Words by Pat Eggleton
Last week we looked at some Sicilian proverbs.
Today I would like to share with you some Sicilian idioms and expressions that I have learnt in the past five years and I hope you’ll find some of them funny and like them as much as I do:
Modica’s lovely Church of Santa Maria di Betlem is known for being a bit independent as, in the past, not only did it ignore the tradition of not ringing its bells between Good Friday and Easter Sunday but also rang its bells at 11 am instead of midday. Thus, someone who has an early lunch or who ignores the conventional ways can be said to be observing the “manzuornu d’î santa Maria”, the “midday of Santa Maria”.
The thirteenth century Church of the Carmine in Modica also appears in a proverb, this time one which describes a very ugly person, who may enjoy the dubious distinction of being “lairu comu ‘i muorti rô Carminu” or “as ugly as the dead of the Carmine”.
At one time dead bodies were embalmed and hung in the crypt by the Capuchin monks as they were in the famous Catacombe in Palermo.
This brings us to Palermo, which features in a saying which indicates that you shouldn’t believe all that you hear:
“Rittu pi dittu ca Palermo è beddu” – “They say Palermo is beautiful”.

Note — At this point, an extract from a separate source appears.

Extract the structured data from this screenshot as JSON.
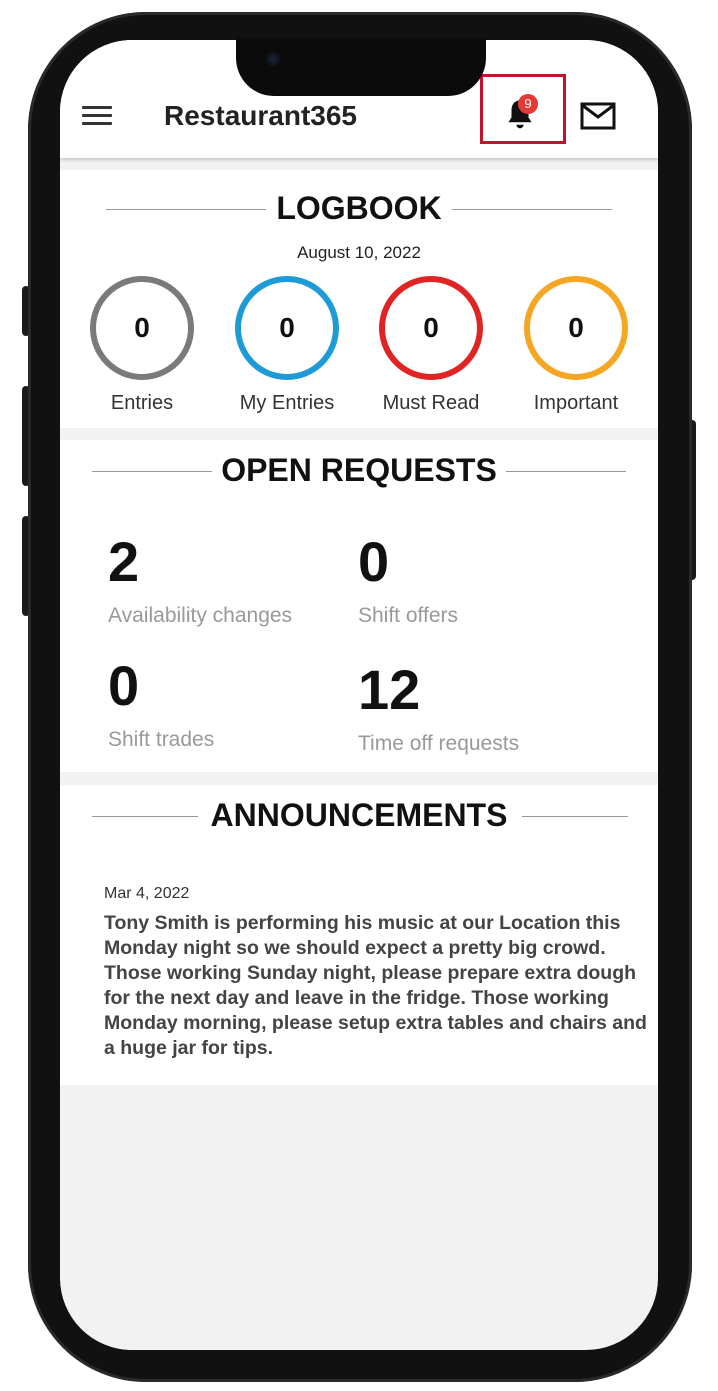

I can just imagine this being repeated with a sniff and a dismissive wave of the hand. No city, to the Modicans, can rival their own and, less than a century ago, very few of them would have travelled as far as Palermo.
If people are gossiping about your business, you can sigh that “even the dogs and pigs know about it” and, of a gossip, you can say that he or she has “a mouth like an oven”. You might lose the person’s friendship, though!
Someone who always has ”le mani in pasta” – their “hands in the pastry” or a “finger in the pie” can also be described as “sempri ‘nto mienzu comu ‘u miercuri” or “always in the middle like Wednesday”, which is one of my personal favourites.
Sicilians in general dislike hypocrites so we have a more vulgar saying to denote such folk, who have “a vucca aruçi e ‘u culu amarù” – “ a sweet mouth and a bitter bottom”.
Stupid people do not fare much better, for they may be asked if they have “bran in the head”. And a lady of easy virtue may be described as being “light with her tail”.
A clinging person is “còmua péddi re cugghiùna” or “like the skin of the testicles” and a stubborn person is for some reason described as “like the Calabrians”.
The resignation of Sicilians is again reflected in some of their most common sayings and I particularly like, “ ‘ u viagghiu ô Signuri”, “a journey for God”, said of an action or journey which turns out to have been useless.
If you do something that ends up being a waste of time, you have been “making broth for the cats” and , whether you are alive or dead, you will be talked about for only three days. This is both a reference to the three-day period after a funeral when people come to the house of the bereaved to offer their condolences and to the undeniable fact that life goes on.
Sometimes the response to an enquiry about someone’s health is, “Miegghiu cà ca ddà” – “Better here than there”, that is, all things considered, it is better to be among the living.
Food features in many sayings and if you are sure of something, you can “throw the pasta in the pot”, for there is no surer indicator that it is lunchtime. If a situation ends in an unexpected way, it ends in “cicci e lolli”, or “desserts and pasta”, “lolli” being a local pasta shape. If the conclusion of the situation is also better than expected, someone may cry that, “The bread’s turned out whiter”.
A person who has the misfortune to be too tall, too thin and ugly into the bargain is like “a seedless cucumber” and a mean person will “eat the bread and his spit”.
It wasn’t until I came to Sicily that I learned how to prepare an artichoke and even now, I wonder at the amount of waste the task produces. So I love to hear a Sicilian describe a pretentious person as “tuttu cacuoccila” – “all artichoke”.